→ TASK BRIEF
With the pictures removed, write out the full listing below exactly.
%%
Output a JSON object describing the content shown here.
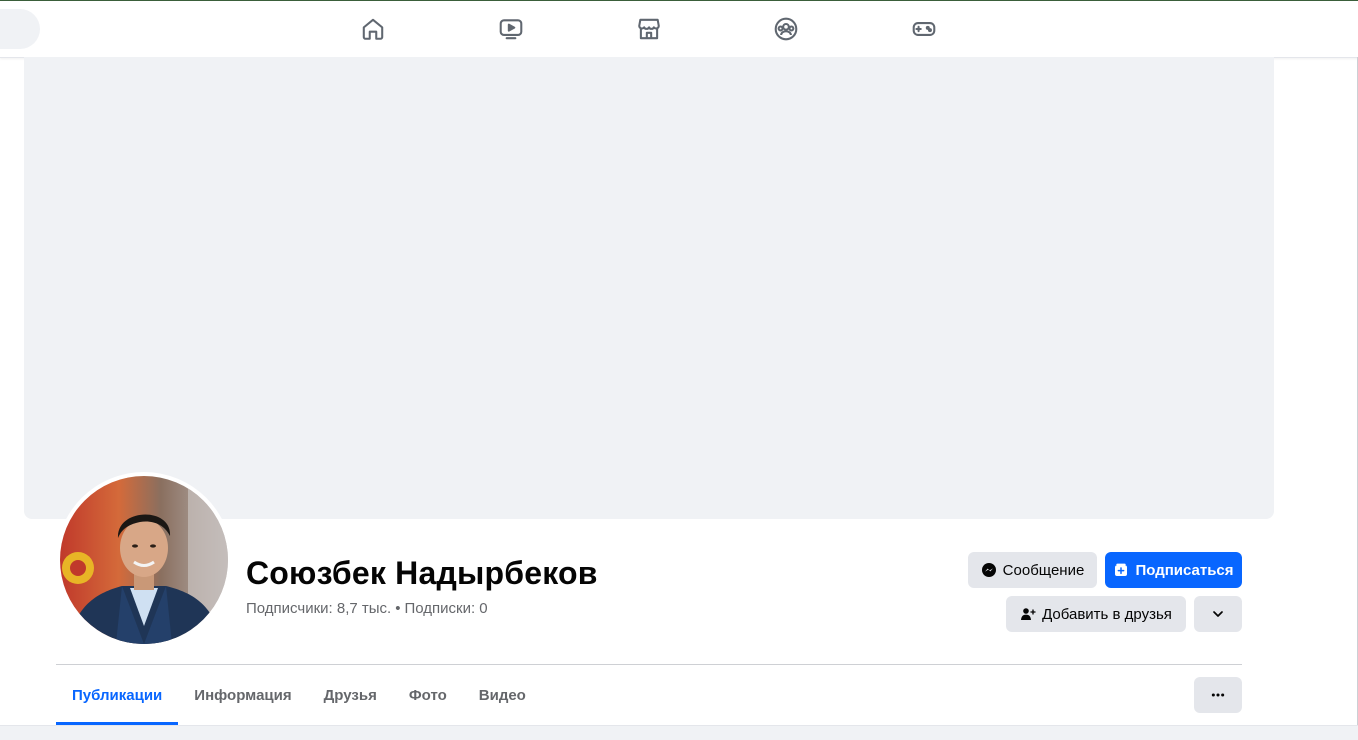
{
  "nav": {
    "icons": [
      "home-icon",
      "video-icon",
      "marketplace-icon",
      "groups-icon",
      "gaming-icon"
    ]
  },
  "profile": {
    "name": "Союзбек Надырбеков",
    "followers": "Подписчики: 8,7 тыс.",
    "separator": "•",
    "following": "Подписки: 0"
  },
  "actions": {
    "message_label": "Сообщение",
    "follow_label": "Подписаться",
    "add_friend_label": "Добавить в друзья"
  },
  "tabs": [
    {
      "label": "Публикации",
      "active": true
    },
    {
      "label": "Информация",
      "active": false
    },
    {
      "label": "Друзья",
      "active": false
    },
    {
      "label": "Фото",
      "active": false
    },
    {
      "label": "Видео",
      "active": false
    }
  ],
  "colors": {
    "accent": "#0866ff",
    "button_gray": "#e4e6eb",
    "secondary_text": "#65676b",
    "cover_bg": "#f0f2f5"
  }
}
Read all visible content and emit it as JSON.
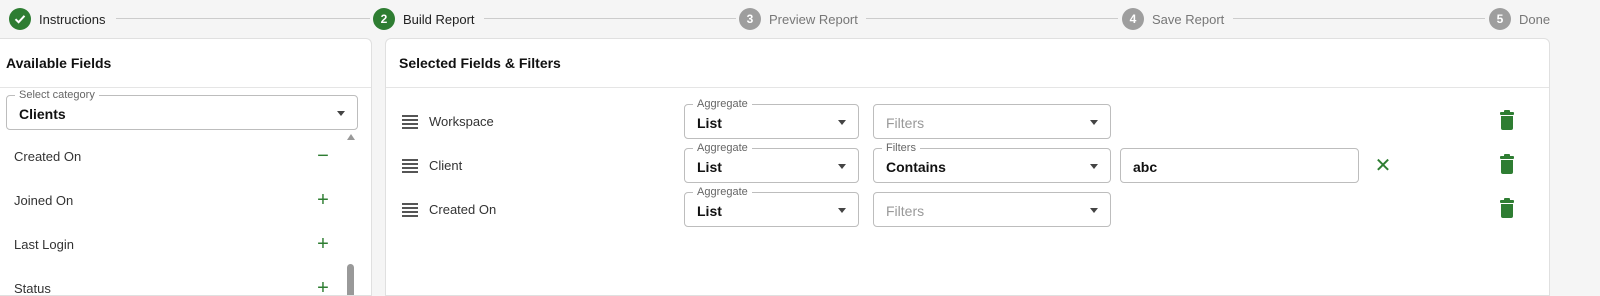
{
  "stepper": {
    "steps": [
      {
        "number": "",
        "label": "Instructions",
        "state": "done"
      },
      {
        "number": "2",
        "label": "Build Report",
        "state": "active"
      },
      {
        "number": "3",
        "label": "Preview Report",
        "state": "idle"
      },
      {
        "number": "4",
        "label": "Save Report",
        "state": "idle"
      },
      {
        "number": "5",
        "label": "Done",
        "state": "idle"
      }
    ]
  },
  "available_fields": {
    "title": "Available Fields",
    "category": {
      "label": "Select category",
      "value": "Clients"
    },
    "items": [
      {
        "label": "Created On",
        "action": "−"
      },
      {
        "label": "Joined On",
        "action": "+"
      },
      {
        "label": "Last Login",
        "action": "+"
      },
      {
        "label": "Status",
        "action": "+"
      }
    ]
  },
  "selected": {
    "title": "Selected Fields & Filters",
    "rows": [
      {
        "name": "Workspace",
        "aggregate_label": "Aggregate",
        "aggregate": "List",
        "filter_label": "",
        "filter": "",
        "filter_placeholder": "Filters",
        "value": ""
      },
      {
        "name": "Client",
        "aggregate_label": "Aggregate",
        "aggregate": "List",
        "filter_label": "Filters",
        "filter": "Contains",
        "filter_placeholder": "",
        "value": "abc"
      },
      {
        "name": "Created On",
        "aggregate_label": "Aggregate",
        "aggregate": "List",
        "filter_label": "",
        "filter": "",
        "filter_placeholder": "Filters",
        "value": ""
      }
    ]
  },
  "icons": {
    "check": "check-icon",
    "drag": "drag-handle-icon",
    "trash": "trash-icon",
    "clear": "close-icon"
  },
  "colors": {
    "accent": "#2e7d32",
    "step_idle": "#9e9e9e"
  }
}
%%
→ RESULT BELOW
Output a JSON object describing the content shown here.
{
  "nav": {
    "icons": [
      "home-icon",
      "video-icon",
      "marketplace-icon",
      "groups-icon",
      "gaming-icon"
    ]
  },
  "profile": {
    "name": "Союзбек Надырбеков",
    "followers": "Подписчики: 8,7 тыс.",
    "separator": "•",
    "following": "Подписки: 0"
  },
  "actions": {
    "message_label": "Сообщение",
    "follow_label": "Подписаться",
    "add_friend_label": "Добавить в друзья"
  },
  "tabs": [
    {
      "label": "Публикации",
      "active": true
    },
    {
      "label": "Информация",
      "active": false
    },
    {
      "label": "Друзья",
      "active": false
    },
    {
      "label": "Фото",
      "active": false
    },
    {
      "label": "Видео",
      "active": false
    }
  ],
  "colors": {
    "accent": "#0866ff",
    "button_gray": "#e4e6eb",
    "secondary_text": "#65676b",
    "cover_bg": "#f0f2f5"
  }
}
Read all visible content and emit it as JSON.
{
  "stepper": {
    "steps": [
      {
        "number": "",
        "label": "Instructions",
        "state": "done"
      },
      {
        "number": "2",
        "label": "Build Report",
        "state": "active"
      },
      {
        "number": "3",
        "label": "Preview Report",
        "state": "idle"
      },
      {
        "number": "4",
        "label": "Save Report",
        "state": "idle"
      },
      {
        "number": "5",
        "label": "Done",
        "state": "idle"
      }
    ]
  },
  "available_fields": {
    "title": "Available Fields",
    "category": {
      "label": "Select category",
      "value": "Clients"
    },
    "items": [
      {
        "label": "Created On",
        "action": "−"
      },
      {
        "label": "Joined On",
        "action": "+"
      },
      {
        "label": "Last Login",
        "action": "+"
      },
      {
        "label": "Status",
        "action": "+"
      }
    ]
  },
  "selected": {
    "title": "Selected Fields & Filters",
    "rows": [
      {
        "name": "Workspace",
        "aggregate_label": "Aggregate",
        "aggregate": "List",
        "filter_label": "",
        "filter": "",
        "filter_placeholder": "Filters",
        "value": ""
      },
      {
        "name": "Client",
        "aggregate_label": "Aggregate",
        "aggregate": "List",
        "filter_label": "Filters",
        "filter": "Contains",
        "filter_placeholder": "",
        "value": "abc"
      },
      {
        "name": "Created On",
        "aggregate_label": "Aggregate",
        "aggregate": "List",
        "filter_label": "",
        "filter": "",
        "filter_placeholder": "Filters",
        "value": ""
      }
    ]
  },
  "icons": {
    "check": "check-icon",
    "drag": "drag-handle-icon",
    "trash": "trash-icon",
    "clear": "close-icon"
  },
  "colors": {
    "accent": "#2e7d32",
    "step_idle": "#9e9e9e"
  }
}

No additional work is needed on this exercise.